Lick also had by far the most porous defense, allowing 55.4 points per game. Rounding out the top five behind the Comets were Willow Glen (38.5), Mitty (37.3), Monta Vista (36.4) and Prospect (36.4). The five best defenses belonged to Santa Cruz (6.7), San Mateo (8.7), Los Gatos (9.7), Menlo (9.7) and Hollister (10.0). San Mateo’s results are especially remarkable when considering the 37 points the Bearcats allowed to Burlingame, all in the first half of Saturday’s loss. The average defense allowed 23.4 points per game, and Riordan was the closest to that mark at 23.2.
Fans of offensive shootouts would be delighted to watch Half Moon Bay. Games involving the Cougars were the highest-scoring of any team in the section, with an average of 72.0 combined points. Not far behind were Prospect (68.4), Menlo-Atherton (63.6), Valley Christian (60.5) and Aragon (58.4). It’s no coincidence that both the Cougars and Bears are on the list of highest-scoring teams. M-A escaped with a 47-46 win over Half Moon Bay on Oct. 8.

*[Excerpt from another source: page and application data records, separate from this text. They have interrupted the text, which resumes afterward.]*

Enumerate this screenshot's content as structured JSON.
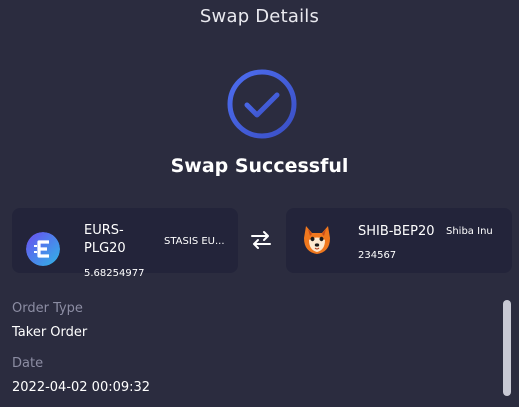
{
  "header": {
    "title": "Swap Details"
  },
  "status": {
    "text": "Swap Successful",
    "icon": "check-circle-icon",
    "accent": "#4a63d8"
  },
  "from_token": {
    "symbol": "EURS-PLG20",
    "name": "STASIS EU...",
    "amount": "5.68254977",
    "icon": "eurs-logo-icon"
  },
  "to_token": {
    "symbol": "SHIB-BEP20",
    "name": "Shiba Inu",
    "amount": "234567",
    "icon": "shib-logo-icon"
  },
  "swap_icon": "swap-arrows-icon",
  "details": {
    "order_type_label": "Order Type",
    "order_type_value": "Taker Order",
    "date_label": "Date",
    "date_value": "2022-04-02 00:09:32"
  }
}
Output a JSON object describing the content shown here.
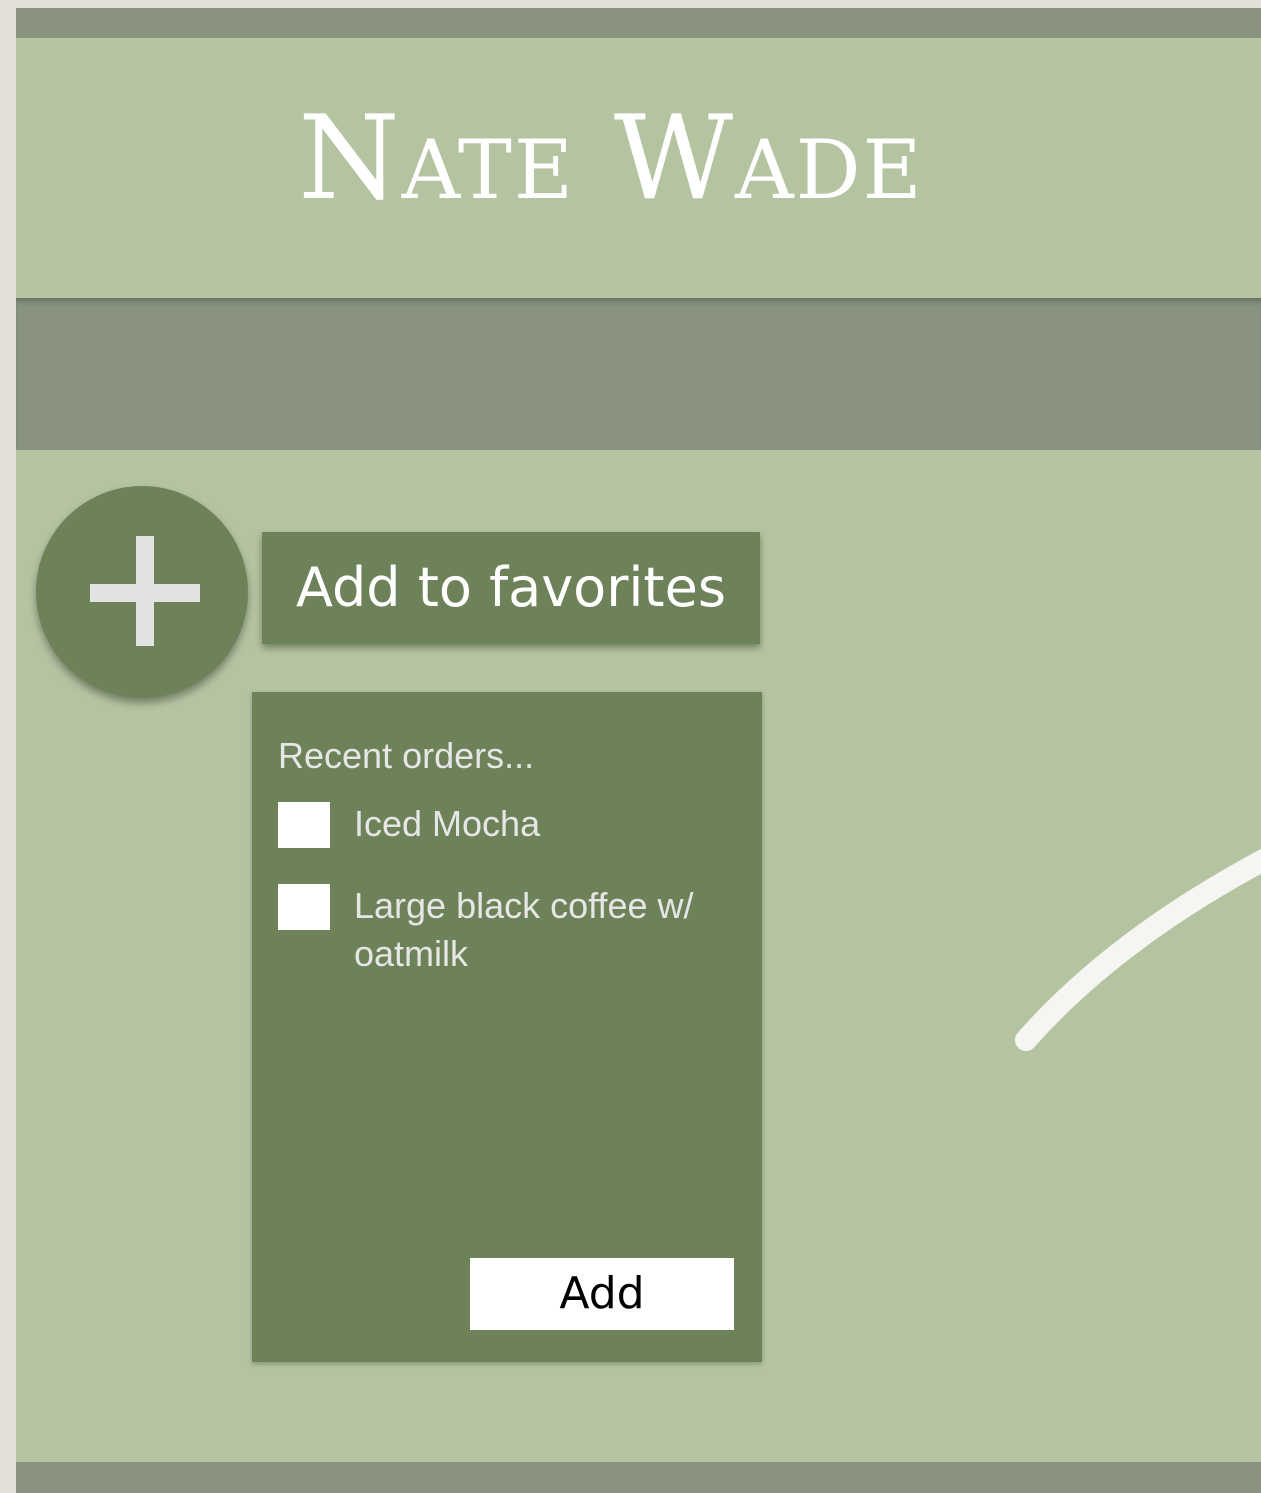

El Camino’s games were the lowest-scoring in the section, with an average of 32.9 total points. Among the other teams featuring in low-scoring games were Rancho San Juan (34.3), Los Altos (34.9), Watsonville (35.0) and rivals Oak Grove and Santa Teresa (both 35.6). The average game had 47.2 points scored, and King’s Academy was closest to that mark at 47.4.
Looking for close games? Sacred Heart Prep’s games were decided by an average of just 7.9 points this season, by far the lowest in the section. Only one game, a 56-20 loss at Menlo-Atherton, was decided by more than one score. Other teams that played close games throughout the year were Pacific Grove (12.4), Cupertino (12.6), Sacred Heart Cathedral (12.9) and San Lorenzo Valley (13.6).
Considering how poorly the Comets ranked in everything else, it’s no surprise Lick had the most lopsided games, decided by an average of 52.3 points. Other teams playing in blowouts almost every week, win or lose, included Aptos (37.3), Santa Cruz (35.8), Menlo (35.2) and Yerba Buena (34.1). While most of the teams that played lots of lopsided games were either extremely good or extremely bad, the Aztec Warriors are an outlier. Yerba Buena went 5-5 but playedd just two games decided by less than three scores, a 34-33 win over Mills and a 34-31 triumph over Evergreen Valley.
The average game in the section was decided by 23.3 points. 5-5 Christopher’s games were decided by an average of 23.2.
With two previously undefeated teams suffering their first losses on Saturday within three miles and four hours of each other in San Mateo, five teams still have perfect records entering the playoffs. St. Francis, Salinas and Los Gatos are all in the Division I playoffs, while Menlo and Santa Cruz are in Division II.